http://www3.interscience.wiley.com/journal/117935198/abstract?CRETRY=1&SRETRY=0


Other studies show that it's not just prisoners, but probationers and parolees that struggle with homelessness as well, totally apart from issues of mental health.

But just for fun, let's ask ourselves if it's homelessness that causes mental issues, or vice-versa??? (Or some combination in-between).

Pirate Rothbard said...

08:37:00, Good for you if you enjoy treating the indigent. If you’re really a doctor, perhaps you’re smart enough to read about free markets. There is a right way to dohealth care reform.

“Eliminate all licensing requirements for medical schools, hospitals, pharmacies, and medical doctors and other health care personnel. Their supply would almost instantly increase, prices would fall, and a greater variety of health care services would appear on the market”

Anonymous said...

Pirate, you've been reading far too much Ayn Rand.

Personally, I'd prefer that my Dr. has some credentials to indicate his education!

As for healthcare, you have no idea how lucky you are!

Pirate Rothbard said...

12:06:00, in a free market there would be private associations to issue credentials to doctors; you don't need the government for that.

It's an honor to be compared to Ms. Rand, but I'm not really familiar with her work. Being a believer in freedom doesn't require a prophet, it requires having the ability to analyze the consequences of the government action on society. And in health care, the consequences of government intervention are overwhelimingly negative.

Kyle Reynolds said...
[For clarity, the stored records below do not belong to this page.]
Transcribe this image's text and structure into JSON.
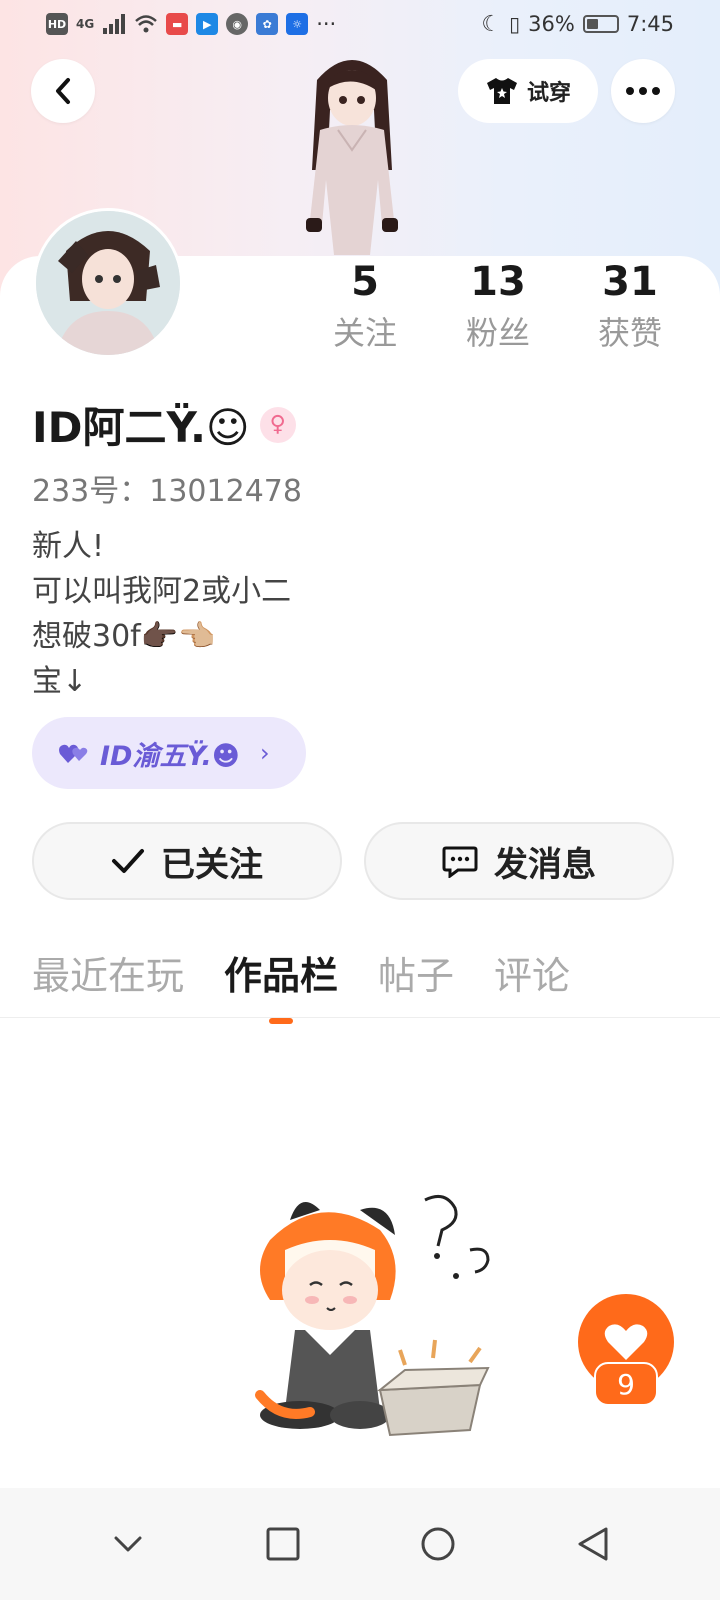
{
  "status_bar": {
    "left_badges": [
      "HD",
      "4G"
    ],
    "battery": "36%",
    "time": "7:45",
    "more": "···"
  },
  "header": {
    "try_on_label": "试穿"
  },
  "stats": [
    {
      "value": "5",
      "label": "关注"
    },
    {
      "value": "13",
      "label": "粉丝"
    },
    {
      "value": "31",
      "label": "获赞"
    }
  ],
  "profile": {
    "name": "ID阿二Ÿ.☺",
    "gender_icon": "female-icon",
    "uid_text": "233号：13012478",
    "bio_lines": [
      "新人!",
      "可以叫我阿2或小二",
      "想破30f👉🏿👈🏼",
      "宝↓"
    ]
  },
  "cp": {
    "label": "ID渝五Ÿ.☻"
  },
  "actions": {
    "follow_label": "已关注",
    "message_label": "发消息"
  },
  "tabs": [
    {
      "label": "最近在玩",
      "active": false
    },
    {
      "label": "作品栏",
      "active": true
    },
    {
      "label": "帖子",
      "active": false
    },
    {
      "label": "评论",
      "active": false
    }
  ],
  "like": {
    "count": "9"
  },
  "colors": {
    "accent": "#ff6a1a",
    "cp_text": "#6a5bd6",
    "cp_bg": "#ece8fc"
  }
}
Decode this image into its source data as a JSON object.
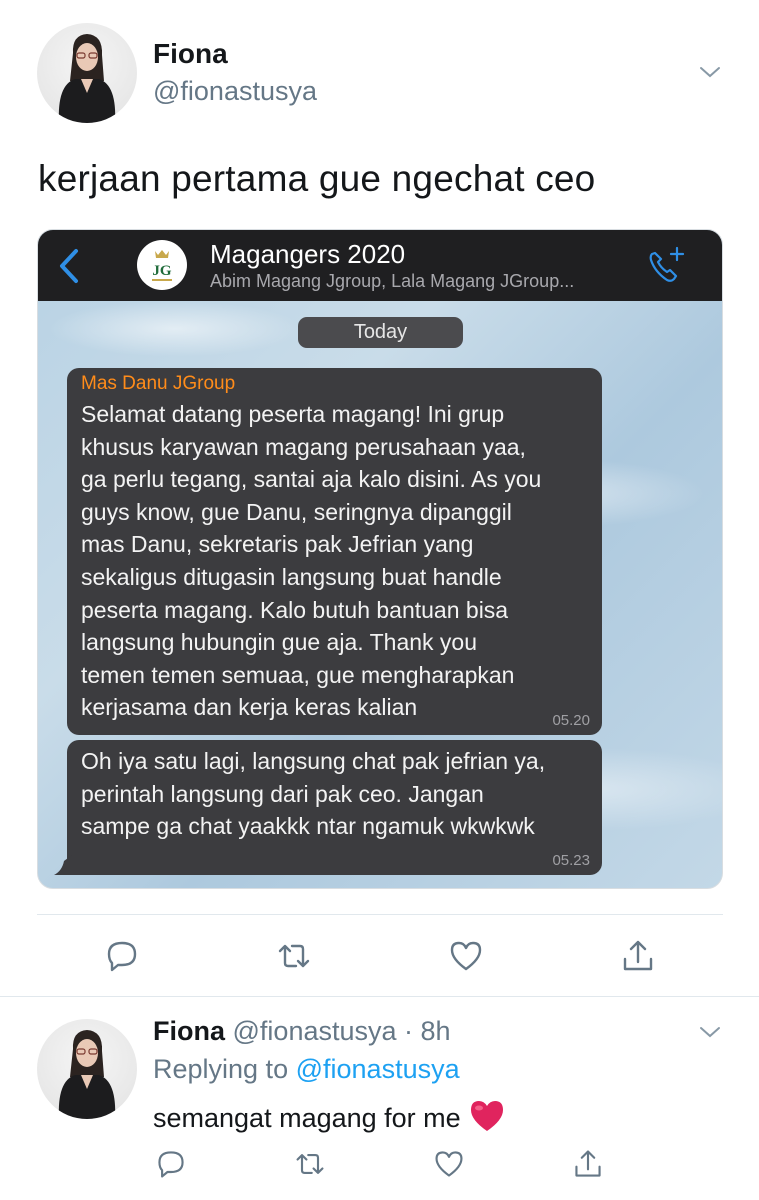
{
  "tweet": {
    "name": "Fiona",
    "handle": "@fionastusya",
    "text": "kerjaan pertama gue ngechat ceo"
  },
  "chat": {
    "group_name": "Magangers 2020",
    "group_members": "Abim Magang Jgroup, Lala Magang JGroup...",
    "group_avatar_text": "JG",
    "date_label": "Today",
    "messages": [
      {
        "sender": "Mas Danu JGroup",
        "text": "Selamat datang peserta magang! Ini grup\nkhusus karyawan magang perusahaan yaa,\nga perlu tegang, santai aja kalo disini. As you\nguys know, gue Danu, seringnya dipanggil\nmas Danu, sekretaris pak Jefrian yang\nsekaligus ditugasin langsung buat handle\npeserta magang. Kalo butuh bantuan bisa\nlangsung hubungin gue aja. Thank you\ntemen temen semuaa, gue mengharapkan\nkerjasama dan kerja keras kalian",
        "time": "05.20"
      },
      {
        "text": "Oh iya satu lagi, langsung chat pak jefrian ya,\nperintah langsung dari pak ceo. Jangan\nsampe ga chat yaakkk ntar ngamuk wkwkwk",
        "time": "05.23"
      }
    ]
  },
  "reply": {
    "name": "Fiona",
    "handle_time": "@fionastusya · 8h",
    "replying_prefix": "Replying to",
    "replying_to": "@fionastusya",
    "text": "semangat magang for me"
  },
  "icons": [
    "chevron-down-icon",
    "back-icon",
    "add-call-icon",
    "reply-icon",
    "retweet-icon",
    "like-icon",
    "share-icon",
    "red-heart-emoji"
  ],
  "colors": {
    "link_blue": "#1da1f2",
    "secondary_text": "#657786",
    "sender_orange": "#ff8c1a",
    "ios_blue": "#2f8fe6",
    "heart_red": "#e0245e"
  }
}
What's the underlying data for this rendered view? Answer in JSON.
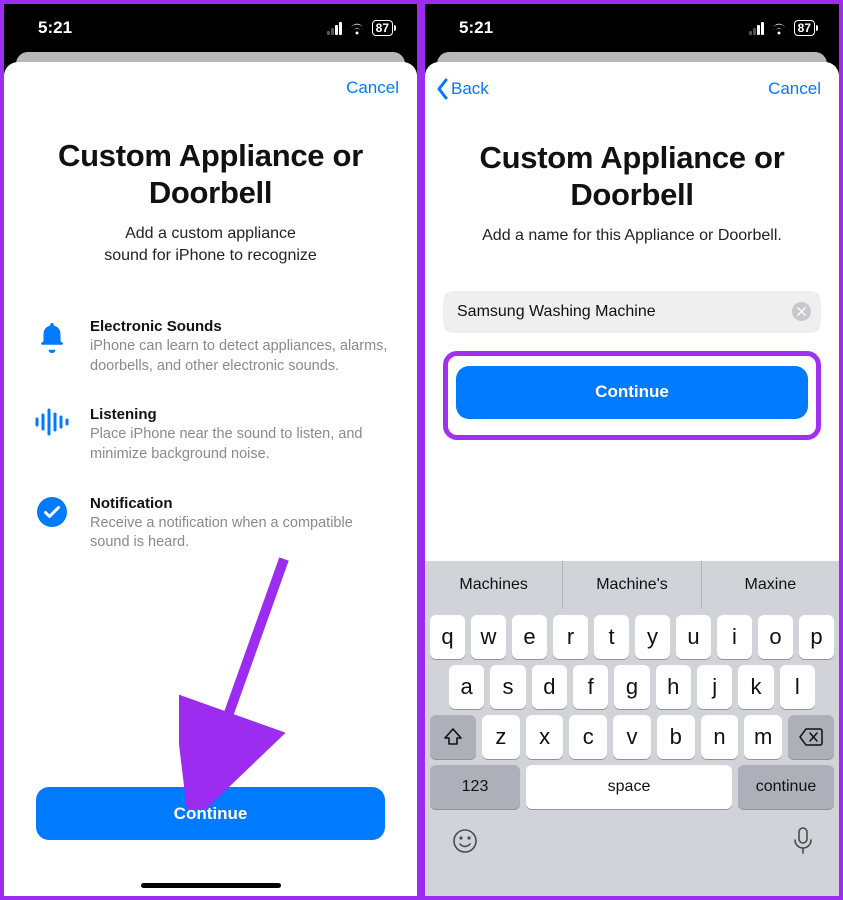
{
  "status": {
    "time": "5:21",
    "battery": "87"
  },
  "left": {
    "cancel": "Cancel",
    "title": "Custom Appliance or Doorbell",
    "subtitle1": "Add a custom appliance",
    "subtitle2": "sound for iPhone to recognize",
    "features": [
      {
        "title": "Electronic Sounds",
        "desc": "iPhone can learn to detect appliances, alarms, doorbells, and other electronic sounds."
      },
      {
        "title": "Listening",
        "desc": "Place iPhone near the sound to listen, and minimize background noise."
      },
      {
        "title": "Notification",
        "desc": "Receive a notification when a compatible sound is heard."
      }
    ],
    "continue": "Continue"
  },
  "right": {
    "back": "Back",
    "cancel": "Cancel",
    "title": "Custom Appliance or Doorbell",
    "subtitle": "Add a name for this Appliance or Doorbell.",
    "input_value": "Samsung Washing Machine",
    "continue": "Continue",
    "suggestions": [
      "Machines",
      "Machine's",
      "Maxine"
    ],
    "rows": {
      "r1": [
        "q",
        "w",
        "e",
        "r",
        "t",
        "y",
        "u",
        "i",
        "o",
        "p"
      ],
      "r2": [
        "a",
        "s",
        "d",
        "f",
        "g",
        "h",
        "j",
        "k",
        "l"
      ],
      "r3": [
        "z",
        "x",
        "c",
        "v",
        "b",
        "n",
        "m"
      ]
    },
    "num": "123",
    "space": "space",
    "return": "continue"
  }
}
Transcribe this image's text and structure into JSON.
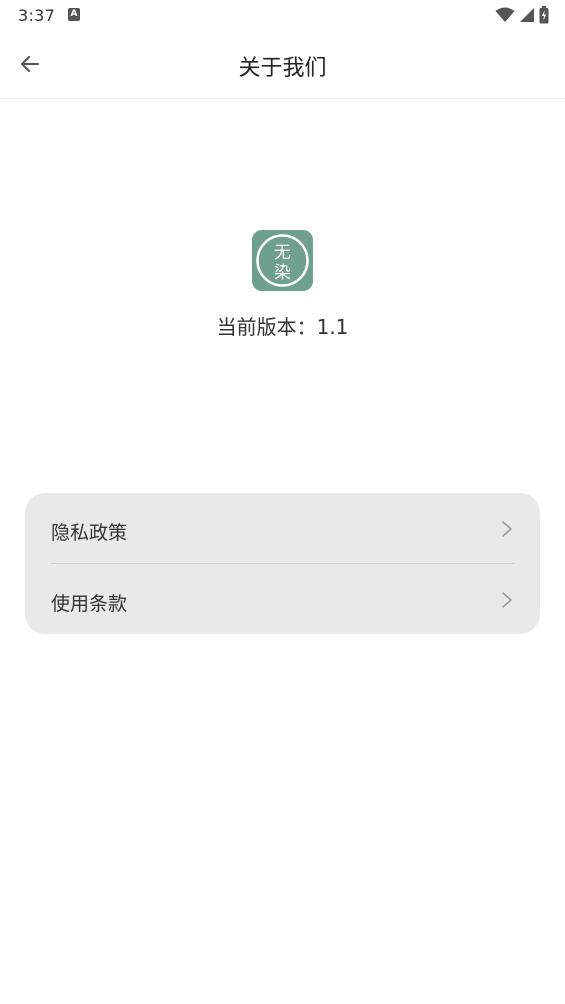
{
  "status_bar": {
    "time": "3:37",
    "notification_icon": "A",
    "icons": [
      "wifi-icon",
      "signal-icon",
      "battery-charging-icon"
    ]
  },
  "app_bar": {
    "title": "关于我们",
    "back_icon": "arrow-left-icon"
  },
  "app_logo": {
    "text_top": "无",
    "text_bottom": "染",
    "color": "#6f9f8e"
  },
  "version": {
    "text": "当前版本：1.1"
  },
  "menu": {
    "items": [
      {
        "label": "隐私政策",
        "icon": "chevron-right-icon"
      },
      {
        "label": "使用条款",
        "icon": "chevron-right-icon"
      }
    ]
  },
  "colors": {
    "background": "#ffffff",
    "card": "#e9e9e9",
    "logo": "#6f9f8e",
    "text": "#333333"
  }
}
Alot of the mentally ill are being placed in the prison system. And the psychopaths that need to be put in the jails are in the hospitals. Wow we still have a ways to come